Published online Apr 7, 2019. doi: 10.3748/wjg.v25.i13.1566
Peer-review started: December 25, 2018
First decision: January 23, 2019
Revised: February 25, 2019
Accepted: March 1, 2019
Article in press: March 2, 2019
Published online: April 7, 2019
Hepatitis delta virus (HDV) seems to strongly suppress hepatitis B virus (HBV) replication, although little is known about the mechanism of this interaction. Both these viruses show a dynamic distribution of mutants, resulting in viral quasispecies. Next-generation sequencing is a viable approach for analyzing the composition of these mutant spectra. As the regulatory hepatitis B X protein (HBx) is essential for HBV replication, determination of HBV X gene (HBX) quasispecies complexity in HBV/HDV infection compared to HBV mono-infection may provide information on the interactions between these two viruses.
To compare HBV quasispecies complexity in the HBX 5’ region between chronic hepatitis delta (CHD) and chronic HBV mono-infected patients.
Twenty-four untreated patients were included: 7/24 (29.2%) with HBeAg-negative chronic HBV infection (CI, previously termed inactive carriers), 8/24 (33.3%) with HBeAg-negative chronic hepatitis B (CHB) and 9/24 (37.5%) with CHD. A serum sample from each patient was first tested for HBV DNA levels. The HBX 5’ region [nucleotides (nt) 1255-1611] was then PCR-amplified for subsequent next-generation sequencing (MiSeq, Illumina, United States). HBV quasispecies complexity in the region analyzed was evaluated using incidence-based indices (number of haplotypes and number of mutations), abundance-based indices (Hill numbers of order 1 and 2), and functional indices (mutation frequency and nucleotide diversity). We also evaluated the pattern of nucleotide changes to investigate which of them could be the cause of the quasispecies complexity.
CHB patients showed higher median HBV-DNA levels [5.4 logIU/mL, interquartile range (IQR) 3.5-7.9] than CHD (3.4 logIU/mL, IQR 3-7.6) (P = n.s.) or CI (3.2 logIU/mL, IQR 2.3-3.5) (P < 0.01) patients. The incidence and abundance indices indicated that HBV quasispecies complexity was significantly greater in CI than CHB. A similar trend was observed in CHD patients, although only Hill numbers of order 2 showed statistically significant differences (CHB 2.81, IQR 1.11-4.57 vs CHD 8.87, 6.56-11.18, P = 0.038). There were no significant differences in the functional indices, but CI and CHD patients also showed a trend towards greater complexity than CHB. No differences were found for any HBV quasispecies complexity indices between CHD and CI patients. G-to-A and C-to-T nucleotide changes, characteristic of APOBEC3G, were higher in CHD and CI than in CHB in genotype A haplotypes, but not in genotype D. The proportion of nt G-to-A vs A-to-G changes and C-to-T vs T-to-C changes in genotype A and D haplotypes in CHD patients showed no significant differences. In CHB and CI the results of these comparisons were dependent on HBV genotype.

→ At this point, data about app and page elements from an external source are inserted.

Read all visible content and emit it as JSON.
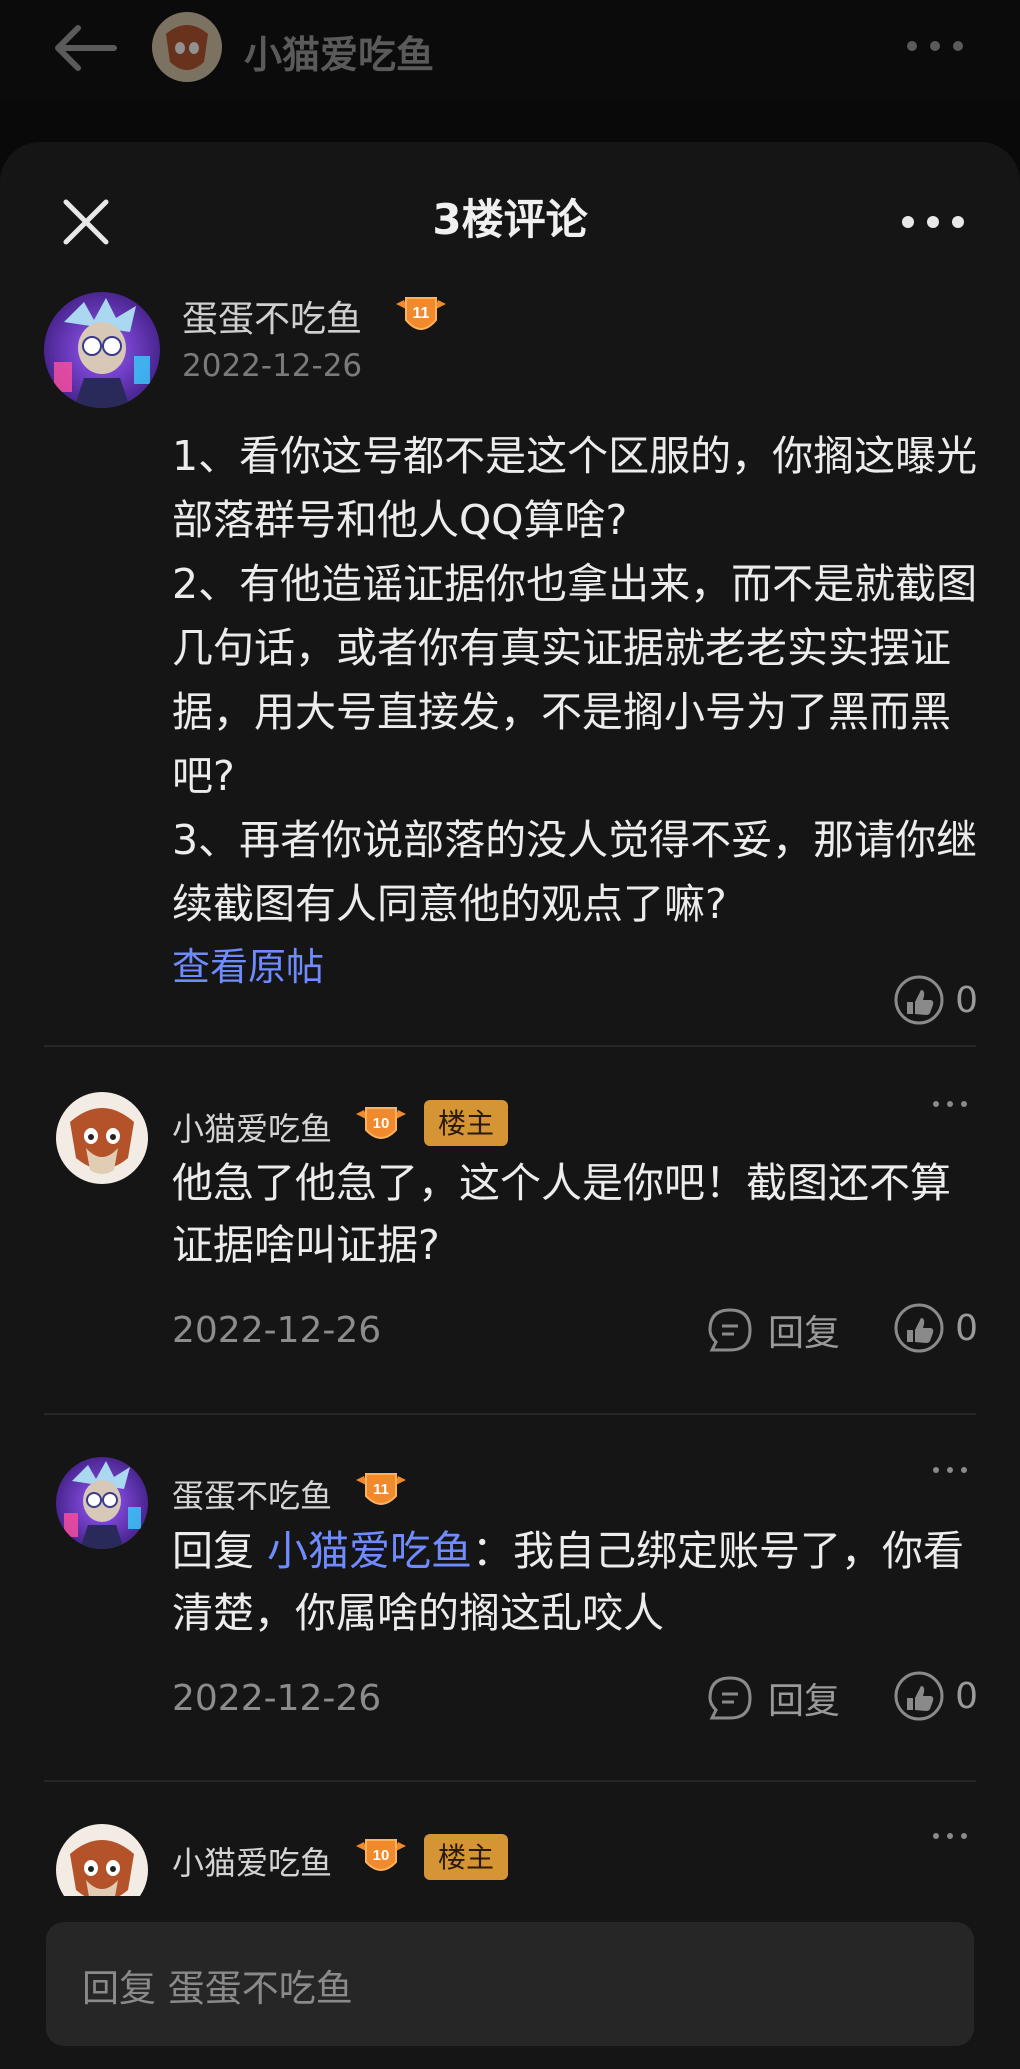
{
  "background_header": {
    "title": "小猫爱吃鱼"
  },
  "sheet": {
    "title": "3楼评论"
  },
  "main_post": {
    "author": "蛋蛋不吃鱼",
    "level": "11",
    "date": "2022-12-26",
    "body": "1、看你这号都不是这个区服的，你搁这曝光部落群号和他人QQ算啥?\n2、有他造谣证据你也拿出来，而不是就截图几句话，或者你有真实证据就老老实实摆证据，用大号直接发，不是搁小号为了黑而黑吧?\n3、再者你说部落的没人觉得不妥，那请你继续截图有人同意他的观点了嘛?",
    "view_original_label": "查看原帖",
    "likes": "0"
  },
  "replies": [
    {
      "author": "小猫爱吃鱼",
      "level": "10",
      "owner_tag": "楼主",
      "text": "他急了他急了，这个人是你吧！截图还不算证据啥叫证据?",
      "date": "2022-12-26",
      "reply_label": "回复",
      "likes": "0"
    },
    {
      "author": "蛋蛋不吃鱼",
      "level": "11",
      "reply_prefix": "回复 ",
      "reply_to": "小猫爱吃鱼",
      "text": "：我自己绑定账号了，你看清楚，你属啥的搁这乱咬人",
      "date": "2022-12-26",
      "reply_label": "回复",
      "likes": "0"
    },
    {
      "author": "小猫爱吃鱼",
      "level": "10",
      "owner_tag": "楼主"
    }
  ],
  "input": {
    "placeholder": "回复 蛋蛋不吃鱼"
  },
  "colors": {
    "background": "#090909",
    "sheet": "#151515",
    "link": "#6f8bff",
    "owner_tag": "#d69535",
    "level_badge": "#f08a2c"
  }
}
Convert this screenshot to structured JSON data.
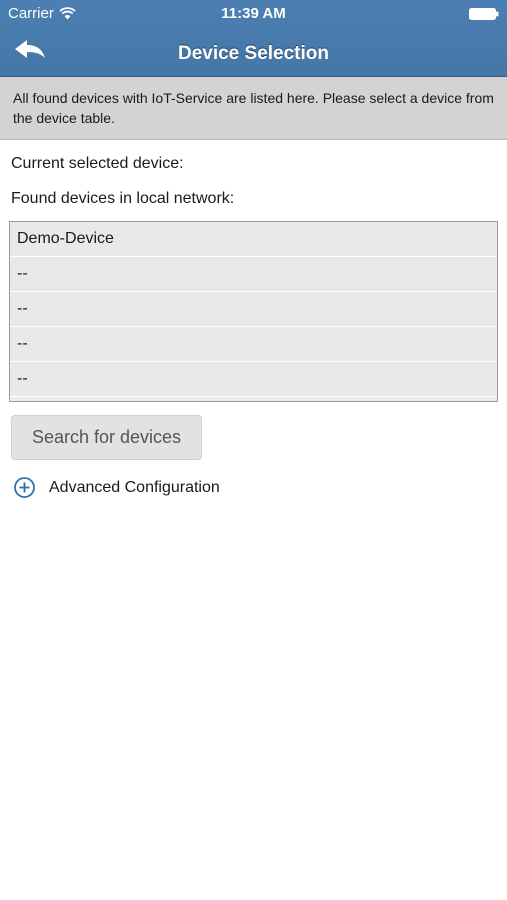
{
  "status_bar": {
    "carrier": "Carrier",
    "time": "11:39 AM",
    "wifi_icon": "wifi-icon",
    "battery_icon": "battery-icon"
  },
  "nav": {
    "title": "Device Selection",
    "back_icon": "back-arrow-icon"
  },
  "info_text": "All found devices with IoT-Service are listed here. Please select a device from the device table.",
  "current_device_label": "Current selected device:",
  "found_devices_label": "Found devices in local network:",
  "devices": [
    "Demo-Device",
    "--",
    "--",
    "--",
    "--"
  ],
  "search_button_label": "Search for devices",
  "advanced": {
    "label": "Advanced Configuration",
    "icon": "plus-circle-icon"
  },
  "colors": {
    "nav_background": "#4a7cae",
    "banner_background": "#d3d3d3",
    "table_row_background": "#e9e9e9",
    "accent": "#2f6fb0"
  }
}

The lower-replication CHD and CI groups show a trend to higher quasispecies complexity than the higher-replication CHB group. The mechanisms associated with this greater complexity require elucidation.
Core tip: Hepatitis B virus (HBV) replication is lower in the presence of hepatitis delta virus (HDV), but little is known about the mechanism of this interaction. HBV X gene quasispecies study in HBV/HDV infection could provide data regarding this interaction. With use of next-generation sequencing, we analyzed HBV quasispecies complexity and found a trend to greater complexity in chronic HDV and chronic HBV infection (CI, previously termed inactive carriers) than in chronic hepatitis B. This suggests that HDV may drive the HBV quasispecies to acquire a situation of diversity similar to that of CI patients.